▶ What the exercise asks: A word-for-word copy of the data is what's wanted, with no pictures.

** Opening Source records block **

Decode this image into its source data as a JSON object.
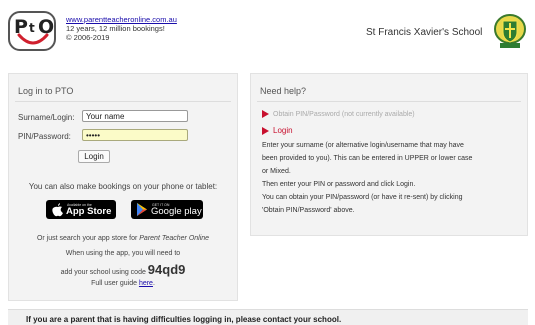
{
  "header": {
    "logo_text": "PTO",
    "website_link": "www.parentteacheronline.com.au",
    "tagline": "12 years, 12 million bookings!",
    "copyright": "© 2006-2019",
    "school_name": "St Francis Xavier's School"
  },
  "login": {
    "title": "Log in to PTO",
    "surname_label": "Surname/Login:",
    "surname_value": "Your name",
    "pin_label": "PIN/Password:",
    "pin_value": "•••••",
    "login_button": "Login",
    "mobile_text": "You can also make bookings on your phone or tablet:",
    "app_store_small": "Available on the",
    "app_store_big": "App Store",
    "google_play_small": "GET IT ON",
    "google_play_big": "Google play",
    "search_prefix": "Or just search your app store for ",
    "search_app_name": "Parent Teacher Online",
    "when_using": "When using the app, you will need to",
    "add_school_prefix": "add your school using code ",
    "school_code": "94qd9",
    "guide_prefix": "Full user guide ",
    "guide_link": "here",
    "guide_suffix": "."
  },
  "help": {
    "title": "Need help?",
    "obtain_pin_link": "Obtain PIN/Password (not currently available)",
    "login_link": "Login",
    "line1": "Enter your surname (or alternative login/username that may have",
    "line2": "been provided to you). This can be entered in UPPER or lower case",
    "line3": "or Mixed.",
    "line4": "Then enter your PIN or password and click Login.",
    "line5": "You can obtain your PIN/password (or have it re-sent) by clicking",
    "line6": "'Obtain PIN/Password' above."
  },
  "notice": {
    "text": "If you are a parent that is having difficulties logging in, please contact your school."
  },
  "colors": {
    "accent_red": "#c8102e",
    "link_blue": "#1a0dab",
    "pin_highlight": "#fbfbc8"
  }
}
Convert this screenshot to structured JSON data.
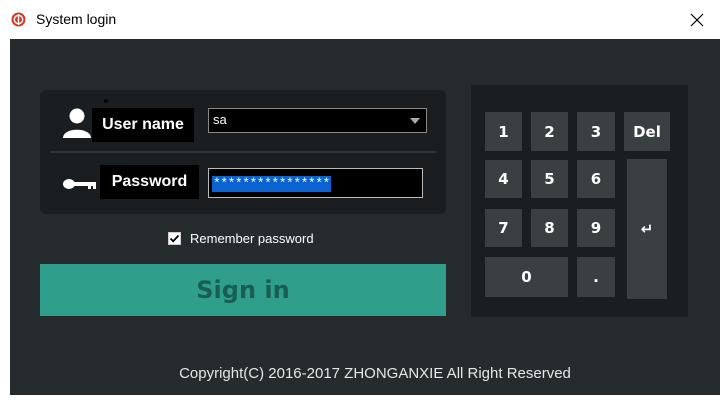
{
  "window": {
    "title": "System login",
    "close_glyph": "✕"
  },
  "login": {
    "username_label": "User name",
    "username_value": "sa",
    "password_label": "Password",
    "password_value": "****************",
    "remember_label": "Remember password",
    "remember_checked": true,
    "signin_label": "Sign in"
  },
  "keypad": {
    "keys": [
      "1",
      "2",
      "3",
      "Del",
      "4",
      "5",
      "6",
      "7",
      "8",
      "9",
      "0",
      ".",
      "↵"
    ]
  },
  "footer": {
    "copyright": "Copyright(C) 2016-2017 ZHONGANXIE All Right Reserved"
  },
  "colors": {
    "background": "#262b2d",
    "panel": "#1a1e20",
    "accent": "#2f9f8c",
    "app_icon": "#d23a2a"
  },
  "icons": {
    "app": "app-logo-icon",
    "user": "user-icon",
    "password": "key-icon",
    "close": "close-icon",
    "dropdown": "dropdown-arrow-icon",
    "check": "check-icon",
    "enter": "enter-icon"
  }
}
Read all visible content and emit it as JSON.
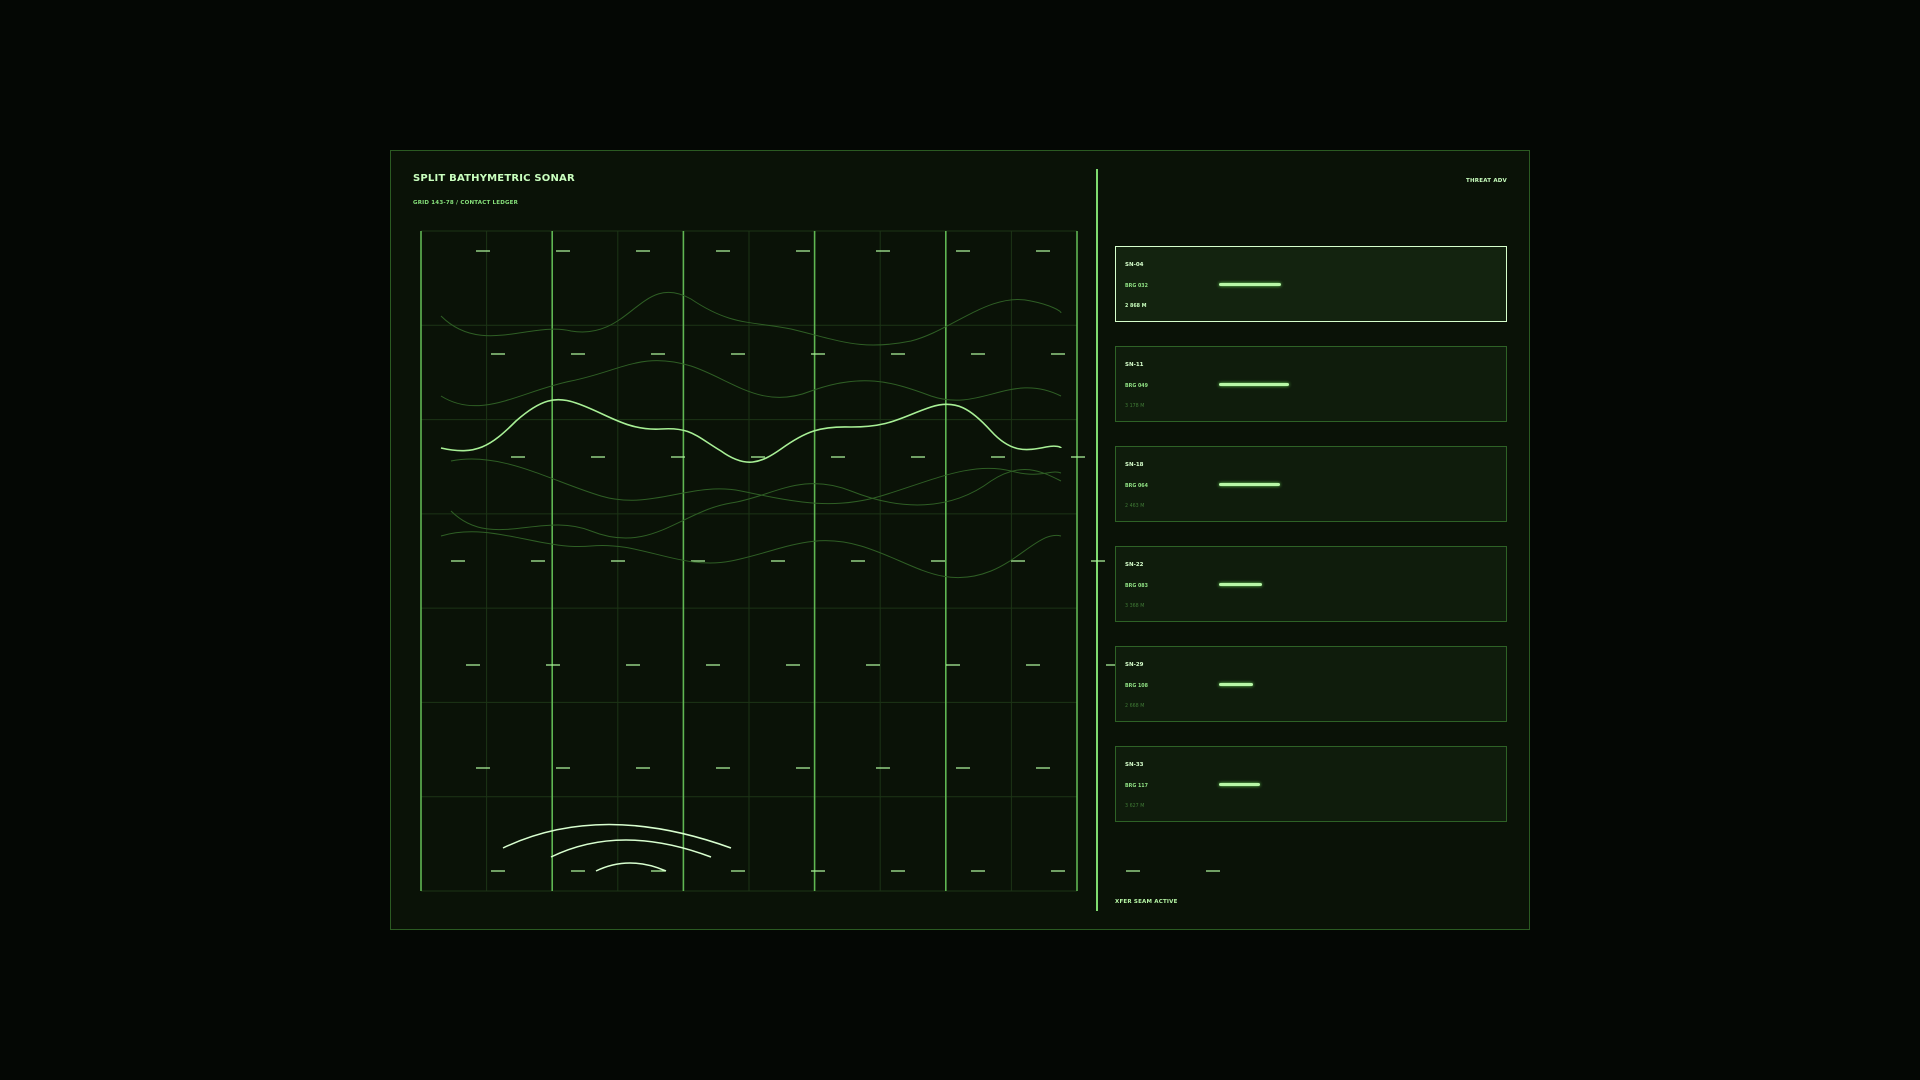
{
  "header": {
    "title": "SPLIT BATHYMETRIC SONAR",
    "subtitle": "GRID 143-78 / CONTACT LEDGER",
    "threat_label": "THREAT",
    "threat_value": "ADV"
  },
  "status": {
    "footer": "XFER SEAM ACTIVE"
  },
  "contacts": [
    {
      "id": "SN-04",
      "bearing": "BRG 032",
      "range": "2 868 M",
      "signal": 0.52,
      "selected": true
    },
    {
      "id": "SN-11",
      "bearing": "BRG 049",
      "range": "3 178 M",
      "signal": 0.58,
      "selected": false
    },
    {
      "id": "SN-18",
      "bearing": "BRG 064",
      "range": "2 463 M",
      "signal": 0.51,
      "selected": false
    },
    {
      "id": "SN-22",
      "bearing": "BRG 083",
      "range": "3 368 M",
      "signal": 0.36,
      "selected": false
    },
    {
      "id": "SN-29",
      "bearing": "BRG 108",
      "range": "2 668 M",
      "signal": 0.28,
      "selected": false
    },
    {
      "id": "SN-33",
      "bearing": "BRG 117",
      "range": "3 627 M",
      "signal": 0.34,
      "selected": false
    }
  ],
  "colors": {
    "accent": "#b7f7a6",
    "grid": "#1f3a18",
    "panel": "#0a1207",
    "border": "#2b5a22"
  }
}
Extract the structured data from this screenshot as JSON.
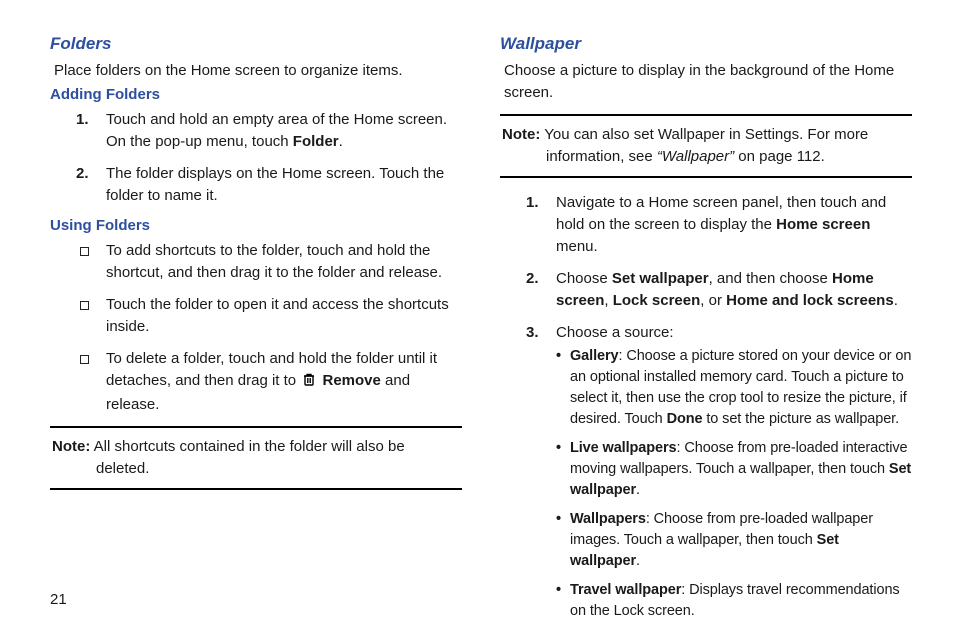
{
  "page_number": "21",
  "left": {
    "section": "Folders",
    "intro": "Place folders on the Home screen to organize items.",
    "sub1": "Adding Folders",
    "add": [
      {
        "n": "1.",
        "before": "Touch and hold an empty area of the Home screen. On the pop-up menu, touch ",
        "bold": "Folder",
        "after": "."
      },
      {
        "n": "2.",
        "before": "The folder displays on the Home screen. Touch the folder to name it.",
        "bold": "",
        "after": ""
      }
    ],
    "sub2": "Using Folders",
    "use": [
      "To add shortcuts to the folder, touch and hold the shortcut, and then drag it to the folder and release.",
      "Touch the folder to open it and access the shortcuts inside."
    ],
    "use_del_before": "To delete a folder, touch and hold the folder until it detaches, and then drag it to ",
    "use_del_bold": "Remove",
    "use_del_after": " and release.",
    "note_label": "Note:",
    "note_text": " All shortcuts contained in the folder will also be deleted."
  },
  "right": {
    "section": "Wallpaper",
    "intro": "Choose a picture to display in the background of the Home screen.",
    "note_label": "Note:",
    "note_l1": " You can also set Wallpaper in Settings. For more ",
    "note_l2a": "information, see ",
    "note_italic": "“Wallpaper”",
    "note_l2b": " on page 112.",
    "steps": {
      "s1_before": "Navigate to a Home screen panel, then touch and hold on the screen to display the ",
      "s1_bold": "Home screen",
      "s1_after": " menu.",
      "s2_a": "Choose ",
      "s2_b1": "Set wallpaper",
      "s2_c": ", and then choose ",
      "s2_b2": "Home screen",
      "s2_d": ", ",
      "s2_b3": "Lock screen",
      "s2_e": ", or ",
      "s2_b4": "Home and lock screens",
      "s2_f": ".",
      "s3": "Choose a source:"
    },
    "sources": {
      "g_b": "Gallery",
      "g_t": ": Choose a picture stored on your device or on an optional installed memory card. Touch a picture to select it, then use the crop tool to resize the picture, if desired. Touch ",
      "g_b2": "Done",
      "g_t2": " to set the picture as wallpaper.",
      "l_b": "Live wallpapers",
      "l_t": ": Choose from pre-loaded interactive moving wallpapers. Touch a wallpaper, then touch ",
      "l_b2": "Set wallpaper",
      "l_t2": ".",
      "w_b": "Wallpapers",
      "w_t": ": Choose from pre-loaded wallpaper images. Touch a wallpaper, then touch ",
      "w_b2": "Set wallpaper",
      "w_t2": ".",
      "t_b": "Travel wallpaper",
      "t_t": ": Displays travel recommendations on the Lock screen."
    }
  }
}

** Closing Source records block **

▶ Exercise solution:
Decode this image into its source data as a JSON object.
{
  "header": {
    "logo_text": "PTO",
    "website_link": "www.parentteacheronline.com.au",
    "tagline": "12 years, 12 million bookings!",
    "copyright": "© 2006-2019",
    "school_name": "St Francis Xavier's School"
  },
  "login": {
    "title": "Log in to PTO",
    "surname_label": "Surname/Login:",
    "surname_value": "Your name",
    "pin_label": "PIN/Password:",
    "pin_value": "•••••",
    "login_button": "Login",
    "mobile_text": "You can also make bookings on your phone or tablet:",
    "app_store_small": "Available on the",
    "app_store_big": "App Store",
    "google_play_small": "GET IT ON",
    "google_play_big": "Google play",
    "search_prefix": "Or just search your app store for ",
    "search_app_name": "Parent Teacher Online",
    "when_using": "When using the app, you will need to",
    "add_school_prefix": "add your school using code ",
    "school_code": "94qd9",
    "guide_prefix": "Full user guide ",
    "guide_link": "here",
    "guide_suffix": "."
  },
  "help": {
    "title": "Need help?",
    "obtain_pin_link": "Obtain PIN/Password (not currently available)",
    "login_link": "Login",
    "line1": "Enter your surname (or alternative login/username that may have",
    "line2": "been provided to you). This can be entered in UPPER or lower case",
    "line3": "or Mixed.",
    "line4": "Then enter your PIN or password and click Login.",
    "line5": "You can obtain your PIN/password (or have it re-sent) by clicking",
    "line6": "'Obtain PIN/Password' above."
  },
  "notice": {
    "text": "If you are a parent that is having difficulties logging in, please contact your school."
  },
  "colors": {
    "accent_red": "#c8102e",
    "link_blue": "#1a0dab",
    "pin_highlight": "#fbfbc8"
  }
}
Convert this screenshot to structured JSON data.
{
  "window": {
    "title": "System login",
    "close_glyph": "✕"
  },
  "login": {
    "username_label": "User name",
    "username_value": "sa",
    "password_label": "Password",
    "password_value": "****************",
    "remember_label": "Remember password",
    "remember_checked": true,
    "signin_label": "Sign in"
  },
  "keypad": {
    "keys": [
      "1",
      "2",
      "3",
      "Del",
      "4",
      "5",
      "6",
      "7",
      "8",
      "9",
      "0",
      ".",
      "↵"
    ]
  },
  "footer": {
    "copyright": "Copyright(C) 2016-2017 ZHONGANXIE All Right Reserved"
  },
  "colors": {
    "background": "#262b2d",
    "panel": "#1a1e20",
    "accent": "#2f9f8c",
    "app_icon": "#d23a2a"
  },
  "icons": {
    "app": "app-logo-icon",
    "user": "user-icon",
    "password": "key-icon",
    "close": "close-icon",
    "dropdown": "dropdown-arrow-icon",
    "check": "check-icon",
    "enter": "enter-icon"
  }
}
Read all visible content and emit it as JSON.
{
  "header": {
    "title": "SPLIT BATHYMETRIC SONAR",
    "subtitle": "GRID 143-78 / CONTACT LEDGER",
    "threat_label": "THREAT",
    "threat_value": "ADV"
  },
  "status": {
    "footer": "XFER SEAM ACTIVE"
  },
  "contacts": [
    {
      "id": "SN-04",
      "bearing": "BRG 032",
      "range": "2 868 M",
      "signal": 0.52,
      "selected": true
    },
    {
      "id": "SN-11",
      "bearing": "BRG 049",
      "range": "3 178 M",
      "signal": 0.58,
      "selected": false
    },
    {
      "id": "SN-18",
      "bearing": "BRG 064",
      "range": "2 463 M",
      "signal": 0.51,
      "selected": false
    },
    {
      "id": "SN-22",
      "bearing": "BRG 083",
      "range": "3 368 M",
      "signal": 0.36,
      "selected": false
    },
    {
      "id": "SN-29",
      "bearing": "BRG 108",
      "range": "2 668 M",
      "signal": 0.28,
      "selected": false
    },
    {
      "id": "SN-33",
      "bearing": "BRG 117",
      "range": "3 627 M",
      "signal": 0.34,
      "selected": false
    }
  ],
  "colors": {
    "accent": "#b7f7a6",
    "grid": "#1f3a18",
    "panel": "#0a1207",
    "border": "#2b5a22"
  }
}
Extract the structured data from this screenshot as JSON.
{
  "page_number": "21",
  "left": {
    "section": "Folders",
    "intro": "Place folders on the Home screen to organize items.",
    "sub1": "Adding Folders",
    "add": [
      {
        "n": "1.",
        "before": "Touch and hold an empty area of the Home screen. On the pop-up menu, touch ",
        "bold": "Folder",
        "after": "."
      },
      {
        "n": "2.",
        "before": "The folder displays on the Home screen. Touch the folder to name it.",
        "bold": "",
        "after": ""
      }
    ],
    "sub2": "Using Folders",
    "use": [
      "To add shortcuts to the folder, touch and hold the shortcut, and then drag it to the folder and release.",
      "Touch the folder to open it and access the shortcuts inside."
    ],
    "use_del_before": "To delete a folder, touch and hold the folder until it detaches, and then drag it to ",
    "use_del_bold": "Remove",
    "use_del_after": " and release.",
    "note_label": "Note:",
    "note_text": " All shortcuts contained in the folder will also be deleted."
  },
  "right": {
    "section": "Wallpaper",
    "intro": "Choose a picture to display in the background of the Home screen.",
    "note_label": "Note:",
    "note_l1": " You can also set Wallpaper in Settings. For more ",
    "note_l2a": "information, see ",
    "note_italic": "“Wallpaper”",
    "note_l2b": " on page 112.",
    "steps": {
      "s1_before": "Navigate to a Home screen panel, then touch and hold on the screen to display the ",
      "s1_bold": "Home screen",
      "s1_after": " menu.",
      "s2_a": "Choose ",
      "s2_b1": "Set wallpaper",
      "s2_c": ", and then choose ",
      "s2_b2": "Home screen",
      "s2_d": ", ",
      "s2_b3": "Lock screen",
      "s2_e": ", or ",
      "s2_b4": "Home and lock screens",
      "s2_f": ".",
      "s3": "Choose a source:"
    },
    "sources": {
      "g_b": "Gallery",
      "g_t": ": Choose a picture stored on your device or on an optional installed memory card. Touch a picture to select it, then use the crop tool to resize the picture, if desired. Touch ",
      "g_b2": "Done",
      "g_t2": " to set the picture as wallpaper.",
      "l_b": "Live wallpapers",
      "l_t": ": Choose from pre-loaded interactive moving wallpapers. Touch a wallpaper, then touch ",
      "l_b2": "Set wallpaper",
      "l_t2": ".",
      "w_b": "Wallpapers",
      "w_t": ": Choose from pre-loaded wallpaper images. Touch a wallpaper, then touch ",
      "w_b2": "Set wallpaper",
      "w_t2": ".",
      "t_b": "Travel wallpaper",
      "t_t": ": Displays travel recommendations on the Lock screen."
    }
  }
}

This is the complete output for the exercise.